Special note about glucose:

Wheat derived glucose is exempt from mandatory allergen declaration under specified circumstances. This means that food manufacturers are not required to state on packaging that glucose syrup is wheat derived if detectable gluten levels in the glucose syrup are below 20ppm. Coeliac Australia considers wheat derived glucose to be suitable for the gluten free diet.

food activity

What about numbered ingredients (food additives)?


Listed as numbers between 100 and 1521 in an ingredient list, manufacturers use a large range of additives to improve their product’s appearance, texture, composition, taste and shelf life. While some of these additives can be sourced from wheat or barley, most remain suitable (see note on ‘exceptions’). The only additives that should be avoided if derived from barley or wheat are:


234 (Barley) 1400 – 1450 (Wheat)


These numbers without barley or wheat after them have been derived from another (gluten free) source and are suitable.

Precautionary Allergen Labelling (PAL)… ‘Cross contact statements’ – VOLUNTARY

Some products use advisory statements, such as May be present: Gluten’,‘May contain wheat’ or ‘Manufactured on the same line as gluten containing products’ to indicate a risk of inadvertent contamination from gluten-containing products.
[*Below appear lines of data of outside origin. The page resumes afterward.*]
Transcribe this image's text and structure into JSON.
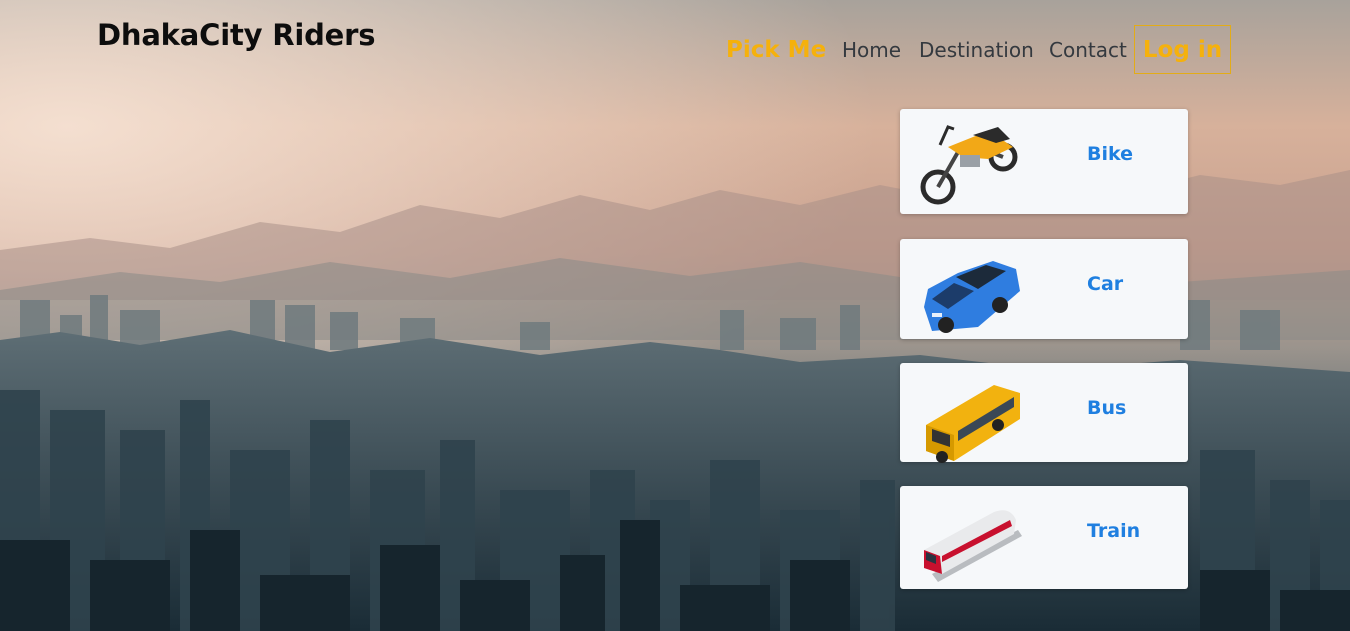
{
  "header": {
    "brand": "DhakaCity Riders"
  },
  "nav": {
    "pick_me": "Pick Me",
    "links": [
      "Home",
      "Destination",
      "Contact"
    ],
    "login": "Log in"
  },
  "vehicles": [
    {
      "label": "Bike",
      "icon": "motorbike-icon"
    },
    {
      "label": "Car",
      "icon": "car-icon"
    },
    {
      "label": "Bus",
      "icon": "bus-icon"
    },
    {
      "label": "Train",
      "icon": "train-icon"
    }
  ],
  "colors": {
    "accent": "#f5b10c",
    "link_blue": "#1f7fe0",
    "card_bg": "#f6f8fa"
  }
}
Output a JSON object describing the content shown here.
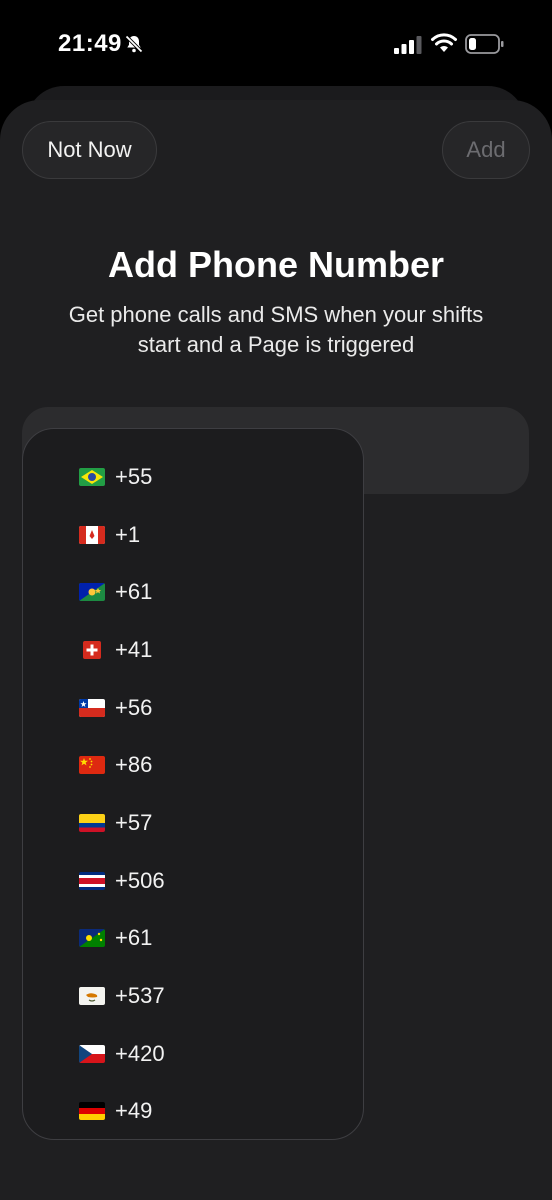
{
  "status": {
    "time": "21:49",
    "icons": [
      "bell-slash-icon",
      "cellular-signal-icon",
      "wifi-icon",
      "battery-icon"
    ]
  },
  "header": {
    "not_now_label": "Not Now",
    "add_label": "Add"
  },
  "content": {
    "title": "Add Phone Number",
    "subtitle": "Get phone calls and SMS when your shifts start and a Page is triggered"
  },
  "country_codes": [
    {
      "code": "+55",
      "flag": "brazil-flag-icon"
    },
    {
      "code": "+1",
      "flag": "canada-flag-icon"
    },
    {
      "code": "+61",
      "flag": "christmas-island-flag-icon"
    },
    {
      "code": "+41",
      "flag": "switzerland-flag-icon"
    },
    {
      "code": "+56",
      "flag": "chile-flag-icon"
    },
    {
      "code": "+86",
      "flag": "china-flag-icon"
    },
    {
      "code": "+57",
      "flag": "colombia-flag-icon"
    },
    {
      "code": "+506",
      "flag": "costa-rica-flag-icon"
    },
    {
      "code": "+61",
      "flag": "cocos-islands-flag-icon"
    },
    {
      "code": "+537",
      "flag": "cyprus-flag-icon"
    },
    {
      "code": "+420",
      "flag": "czechia-flag-icon"
    },
    {
      "code": "+49",
      "flag": "germany-flag-icon"
    }
  ],
  "colors": {
    "sheet": "#1f1f21",
    "field": "#2c2c2e",
    "dropdown": "#1c1c1e",
    "disabled_text": "#6c6c70"
  }
}
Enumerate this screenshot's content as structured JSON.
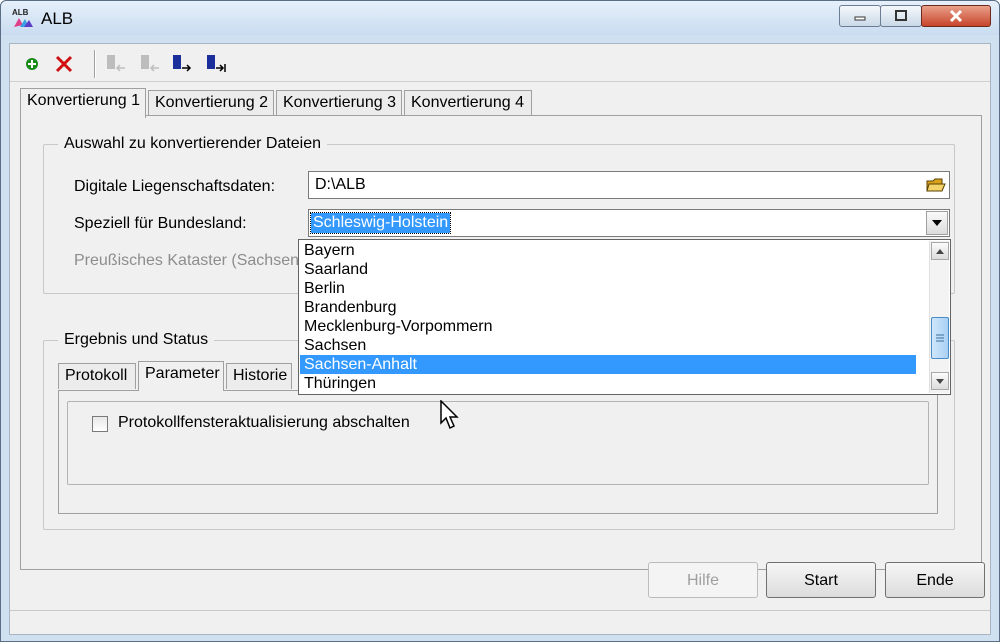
{
  "window": {
    "title": "ALB",
    "icon_text": "ALB"
  },
  "toolbar": {
    "icons": [
      "add-icon",
      "delete-icon",
      "move-left-icon",
      "move-left-alt-icon",
      "move-right-icon",
      "move-right-end-icon"
    ]
  },
  "tabs": [
    {
      "label": "Konvertierung 1",
      "active": true
    },
    {
      "label": "Konvertierung 2",
      "active": false
    },
    {
      "label": "Konvertierung 3",
      "active": false
    },
    {
      "label": "Konvertierung 4",
      "active": false
    }
  ],
  "selection_group": {
    "legend": "Auswahl zu konvertierender Dateien",
    "data_label": "Digitale Liegenschaftsdaten:",
    "data_value": "D:\\ALB",
    "state_label": "Speziell für Bundesland:",
    "state_value": "Schleswig-Holstein",
    "cadastre_label": "Preußisches Kataster (Sachsen):"
  },
  "dropdown": {
    "items": [
      "Bayern",
      "Saarland",
      "Berlin",
      "Brandenburg",
      "Mecklenburg-Vorpommern",
      "Sachsen",
      "Sachsen-Anhalt",
      "Thüringen"
    ],
    "selected": "Sachsen-Anhalt"
  },
  "result_group": {
    "legend": "Ergebnis und Status",
    "subtabs": [
      {
        "label": "Protokoll",
        "active": false
      },
      {
        "label": "Parameter",
        "active": true
      },
      {
        "label": "Historie",
        "active": false
      }
    ],
    "checkbox_label": "Protokollfensteraktualisierung abschalten",
    "checkbox_checked": false
  },
  "buttons": {
    "help": "Hilfe",
    "start": "Start",
    "end": "Ende"
  },
  "colors": {
    "selection": "#3399ff",
    "titlebar": "#c9dcf0",
    "close": "#c8452c"
  }
}
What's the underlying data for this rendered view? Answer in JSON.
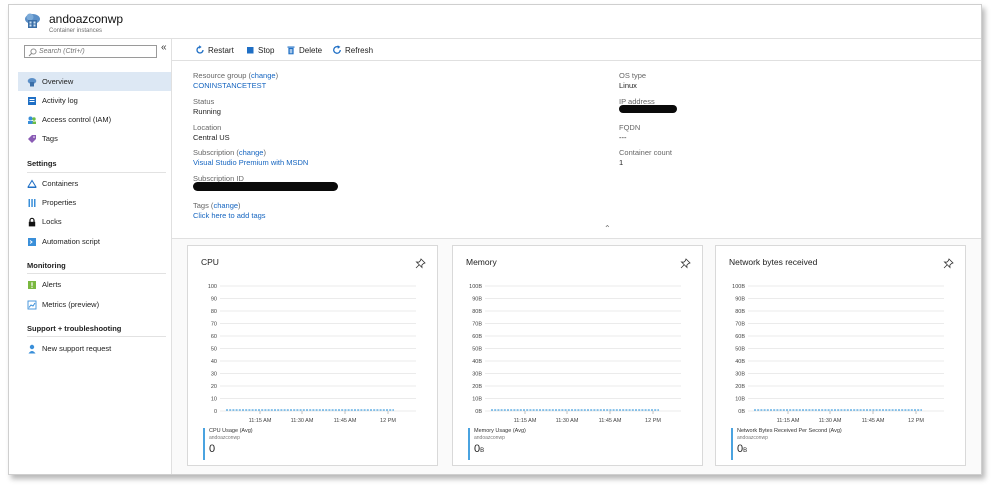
{
  "resource": {
    "title": "andoazconwp",
    "subtitle": "Container instances"
  },
  "search": {
    "placeholder": "Search (Ctrl+/)",
    "collapse": "«"
  },
  "sidebar": {
    "items": [
      {
        "label": "Overview",
        "icon": "cloud-icon"
      },
      {
        "label": "Activity log",
        "icon": "activity-log-icon"
      },
      {
        "label": "Access control (IAM)",
        "icon": "people-icon"
      },
      {
        "label": "Tags",
        "icon": "tag-icon"
      }
    ],
    "sections": [
      {
        "title": "Settings",
        "items": [
          {
            "label": "Containers",
            "icon": "containers-icon"
          },
          {
            "label": "Properties",
            "icon": "properties-icon"
          },
          {
            "label": "Locks",
            "icon": "lock-icon"
          },
          {
            "label": "Automation script",
            "icon": "script-icon"
          }
        ]
      },
      {
        "title": "Monitoring",
        "items": [
          {
            "label": "Alerts",
            "icon": "alert-icon"
          },
          {
            "label": "Metrics (preview)",
            "icon": "metrics-icon"
          }
        ]
      },
      {
        "title": "Support + troubleshooting",
        "items": [
          {
            "label": "New support request",
            "icon": "support-icon"
          }
        ]
      }
    ]
  },
  "toolbar": {
    "restart": "Restart",
    "stop": "Stop",
    "delete": "Delete",
    "refresh": "Refresh"
  },
  "essentials": {
    "resource_group": {
      "label": "Resource group",
      "change": "change",
      "value": "CONINSTANCETEST"
    },
    "status": {
      "label": "Status",
      "value": "Running"
    },
    "location": {
      "label": "Location",
      "value": "Central US"
    },
    "subscription": {
      "label": "Subscription",
      "change": "change",
      "value": "Visual Studio Premium with MSDN"
    },
    "subscription_id": {
      "label": "Subscription ID"
    },
    "tags": {
      "label": "Tags",
      "change": "change",
      "value": "Click here to add tags"
    },
    "os_type": {
      "label": "OS type",
      "value": "Linux"
    },
    "ip_address": {
      "label": "IP address"
    },
    "fqdn": {
      "label": "FQDN",
      "value": "---"
    },
    "container_count": {
      "label": "Container count",
      "value": "1"
    }
  },
  "colors": {
    "accent": "#1565c0",
    "series": "#4aa3e0",
    "active_nav": "#dde8f4"
  },
  "chart_data": [
    {
      "type": "line",
      "title": "CPU",
      "yticks": [
        "100",
        "90",
        "80",
        "70",
        "60",
        "50",
        "40",
        "30",
        "20",
        "10",
        "0"
      ],
      "xticks": [
        "11:15 AM",
        "11:30 AM",
        "11:45 AM",
        "12 PM"
      ],
      "series": [
        {
          "name": "CPU Usage (Avg)",
          "resource": "andoazconwp",
          "values": [
            0,
            0,
            0,
            0,
            0,
            0,
            0,
            0,
            0,
            0,
            0,
            0,
            0,
            0,
            0,
            0,
            0,
            0,
            0,
            0
          ]
        }
      ],
      "summary": {
        "value": "0",
        "unit": ""
      },
      "ylim": [
        0,
        100
      ],
      "grid": true
    },
    {
      "type": "line",
      "title": "Memory",
      "yticks": [
        "100B",
        "90B",
        "80B",
        "70B",
        "60B",
        "50B",
        "40B",
        "30B",
        "20B",
        "10B",
        "0B"
      ],
      "xticks": [
        "11:15 AM",
        "11:30 AM",
        "11:45 AM",
        "12 PM"
      ],
      "series": [
        {
          "name": "Memory Usage (Avg)",
          "resource": "andoazconwp",
          "values": [
            0,
            0,
            0,
            0,
            0,
            0,
            0,
            0,
            0,
            0,
            0,
            0,
            0,
            0,
            0,
            0,
            0,
            0,
            0,
            0
          ]
        }
      ],
      "summary": {
        "value": "0",
        "unit": "B"
      },
      "ylim": [
        0,
        100
      ],
      "grid": true
    },
    {
      "type": "line",
      "title": "Network bytes received",
      "yticks": [
        "100B",
        "90B",
        "80B",
        "70B",
        "60B",
        "50B",
        "40B",
        "30B",
        "20B",
        "10B",
        "0B"
      ],
      "xticks": [
        "11:15 AM",
        "11:30 AM",
        "11:45 AM",
        "12 PM"
      ],
      "series": [
        {
          "name": "Network Bytes Received Per Second (Avg)",
          "resource": "andoazconwp",
          "values": [
            0,
            0,
            0,
            0,
            0,
            0,
            0,
            0,
            0,
            0,
            0,
            0,
            0,
            0,
            0,
            0,
            0,
            0,
            0,
            0
          ]
        }
      ],
      "summary": {
        "value": "0",
        "unit": "B"
      },
      "ylim": [
        0,
        100
      ],
      "grid": true
    }
  ]
}
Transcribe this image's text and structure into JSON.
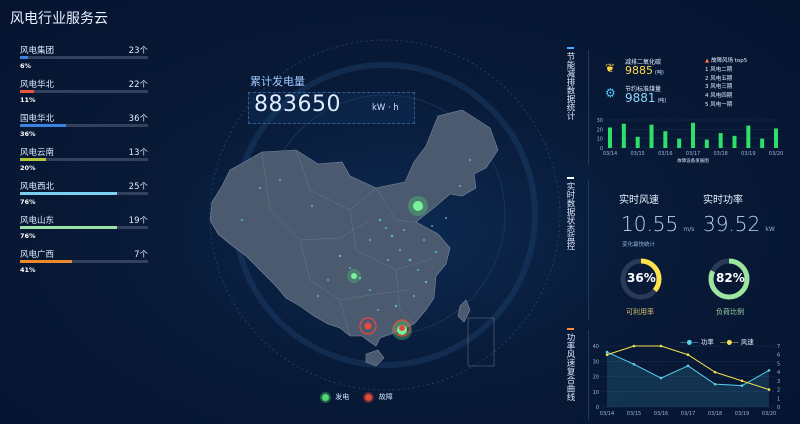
{
  "app_title": "风电行业服务云",
  "left_list": [
    {
      "name": "风电集团",
      "count": "23个",
      "pct": "6%",
      "fill": 0.06,
      "color": "#3a82e0"
    },
    {
      "name": "风电华北",
      "count": "22个",
      "pct": "11%",
      "fill": 0.11,
      "color": "#e8583c"
    },
    {
      "name": "国电华北",
      "count": "36个",
      "pct": "36%",
      "fill": 0.36,
      "color": "#3a82e0"
    },
    {
      "name": "风电云南",
      "count": "13个",
      "pct": "20%",
      "fill": 0.2,
      "color": "#b6c53a"
    },
    {
      "name": "风电西北",
      "count": "25个",
      "pct": "76%",
      "fill": 0.76,
      "color": "#7bd0f2"
    },
    {
      "name": "风电山东",
      "count": "19个",
      "pct": "76%",
      "fill": 0.76,
      "color": "#9de0a8"
    },
    {
      "name": "风电广西",
      "count": "7个",
      "pct": "41%",
      "fill": 0.41,
      "color": "#ea8a2c"
    }
  ],
  "generation": {
    "title": "累计发电量",
    "value": "883650",
    "unit": "kW · h"
  },
  "map_legend": {
    "gen_label": "发电",
    "gen_color": "#50d870",
    "fault_label": "故障",
    "fault_color": "#e84a3a"
  },
  "panel1": {
    "title": "节能减排数据统计",
    "co2_label": "减排二氧化碳",
    "co2_value": "9885",
    "co2_unit": "(吨)",
    "coal_label": "节约标准煤量",
    "coal_value": "9881",
    "coal_unit": "(吨)",
    "fault_top_title": "故障风场 top5",
    "fault_top": [
      "1  风电二期",
      "2  风电五期",
      "3  风电三期",
      "4  风电四期",
      "5  风电一期"
    ],
    "chart_caption": "故障设备发展图"
  },
  "panel2": {
    "title": "实时数据状态监控",
    "wind_label": "实时风速",
    "wind_value": "10.55",
    "wind_unit": "m/s",
    "power_label": "实时功率",
    "power_value": "39.52",
    "power_unit": "kW",
    "note": "变化最快统计",
    "ring1_pct": "36%",
    "ring1_value": 0.36,
    "ring1_label": "可利用率",
    "ring1_color": "#ffe24a",
    "ring2_pct": "82%",
    "ring2_value": 0.82,
    "ring2_label": "负荷比例",
    "ring2_color": "#9de6a0"
  },
  "panel3": {
    "title": "功率风速复合曲线",
    "legend_power": "功率",
    "legend_wind": "风速"
  },
  "chart_data": [
    {
      "type": "bar",
      "title": "故障设备发展图",
      "categories": [
        "03/14",
        "03/15",
        "03/16",
        "03/17",
        "03/18",
        "03/19",
        "03/20"
      ],
      "series": [
        {
          "values": [
            22,
            26,
            12,
            25,
            18,
            10,
            27,
            9,
            16,
            13,
            24,
            10,
            21
          ]
        }
      ],
      "bar_x": [
        "03/14",
        "03/14.5",
        "03/15",
        "03/15.5",
        "03/16",
        "03/16.5",
        "03/17",
        "03/17.5",
        "03/18",
        "03/18.5",
        "03/19",
        "03/19.5",
        "03/20"
      ],
      "yticks": [
        "0",
        "10",
        "20",
        "30"
      ],
      "ylim": [
        0,
        30
      ],
      "bar_color": "#2ee06a"
    },
    {
      "type": "line",
      "title": "",
      "categories": [
        "03/14",
        "03/15",
        "03/16",
        "03/17",
        "03/18",
        "03/19",
        "03/20"
      ],
      "series": [
        {
          "name": "功率",
          "axis": "left",
          "color": "#5ad0f0",
          "values": [
            36,
            28,
            19,
            27,
            15,
            14,
            24
          ]
        },
        {
          "name": "风速",
          "axis": "right",
          "color": "#f5e050",
          "values": [
            6,
            7,
            7,
            6,
            4,
            3,
            2
          ]
        }
      ],
      "yticks_left": [
        "0",
        "10",
        "20",
        "30",
        "40"
      ],
      "ylim_left": [
        0,
        40
      ],
      "yticks_right": [
        "0",
        "1",
        "2",
        "3",
        "4",
        "5",
        "6",
        "7"
      ],
      "ylim_right": [
        0,
        7
      ]
    }
  ]
}
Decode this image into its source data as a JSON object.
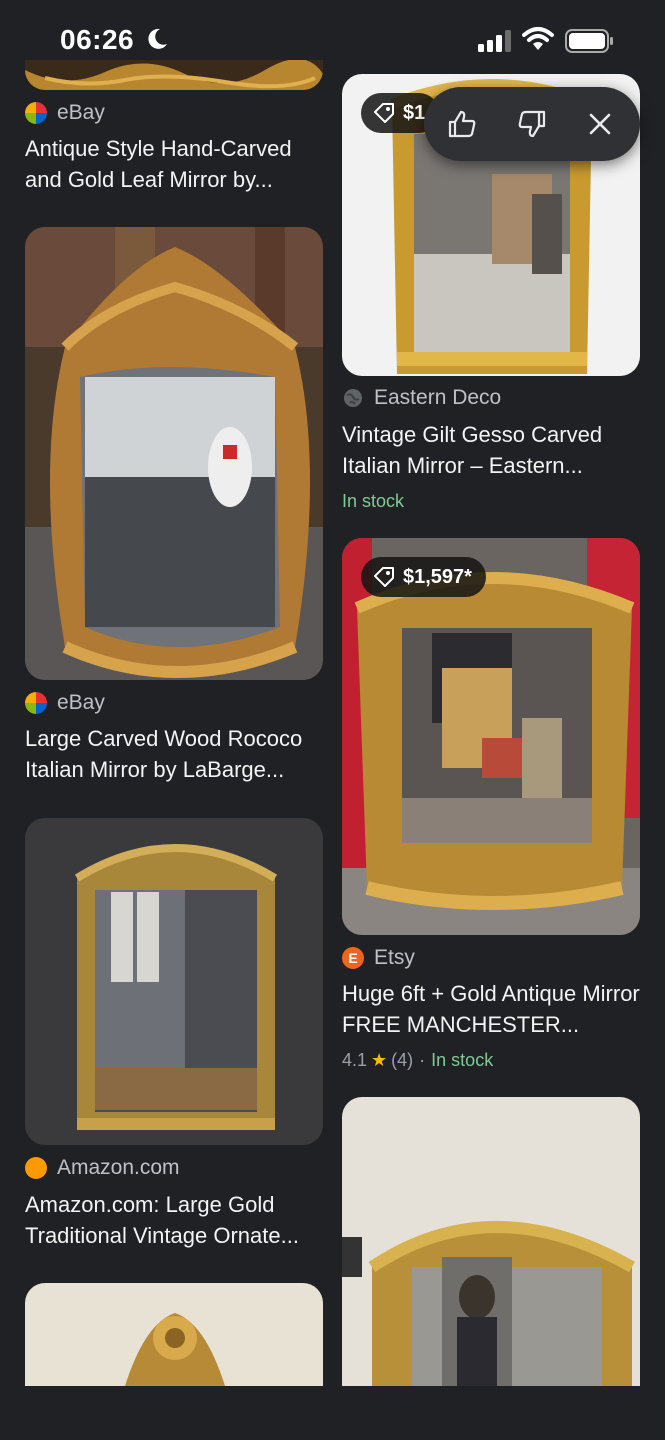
{
  "status": {
    "time": "06:26"
  },
  "left": [
    {
      "source": "eBay",
      "title": "Antique Style Hand-Carved and Gold Leaf Mirror by..."
    },
    {
      "source": "eBay",
      "title": "Large Carved Wood Rococo Italian Mirror by LaBarge..."
    },
    {
      "source": "Amazon.com",
      "title": "Amazon.com: Large Gold Traditional Vintage Ornate..."
    }
  ],
  "right": [
    {
      "price": "$1",
      "source": "Eastern Deco",
      "title": "Vintage Gilt Gesso Carved Italian Mirror – Eastern...",
      "stock": "In stock"
    },
    {
      "price": "$1,597*",
      "source": "Etsy",
      "title": "Huge 6ft + Gold Antique Mirror FREE MANCHESTER...",
      "rating": "4.1",
      "reviews": "(4)",
      "sep": "·",
      "stock": "In stock"
    }
  ],
  "colors": {
    "background": "#202124",
    "stock_green": "#81c995",
    "star": "#fbbc04",
    "etsy": "#f1641e",
    "amazon": "#ff9900"
  },
  "icons": [
    "moon-icon",
    "signal-icon",
    "wifi-icon",
    "battery-icon",
    "thumbs-up-icon",
    "thumbs-down-icon",
    "close-icon",
    "tag-icon",
    "globe-icon",
    "star-icon"
  ]
}
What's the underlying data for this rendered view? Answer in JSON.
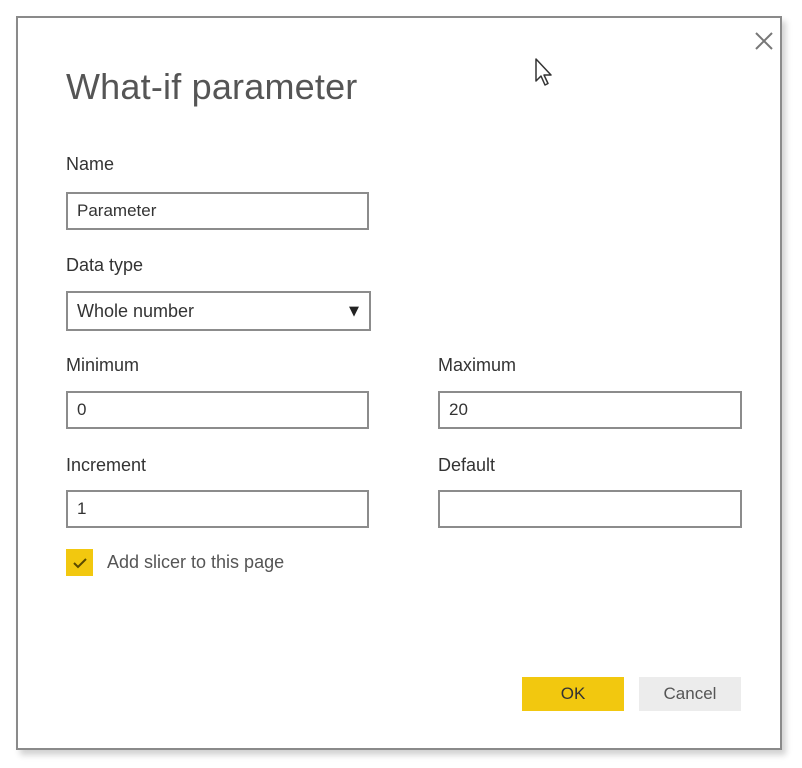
{
  "dialog": {
    "title": "What-if parameter",
    "close_icon": "close-icon"
  },
  "fields": {
    "name": {
      "label": "Name",
      "value": "Parameter"
    },
    "data_type": {
      "label": "Data type",
      "value": "Whole number",
      "arrow_icon": "▼"
    },
    "minimum": {
      "label": "Minimum",
      "value": "0"
    },
    "maximum": {
      "label": "Maximum",
      "value": "20"
    },
    "increment": {
      "label": "Increment",
      "value": "1"
    },
    "default": {
      "label": "Default",
      "value": ""
    }
  },
  "slicer": {
    "label": "Add slicer to this page",
    "checked": true
  },
  "buttons": {
    "ok": "OK",
    "cancel": "Cancel"
  },
  "colors": {
    "accent": "#f2c80f",
    "cancel_bg": "#ececec",
    "border": "#8c8c8c"
  }
}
PAL is often used unnecessarily. While the ‘safest’ approach is to avoid foods that use PAL, each individual should use their discretion when deciding whether to use such products.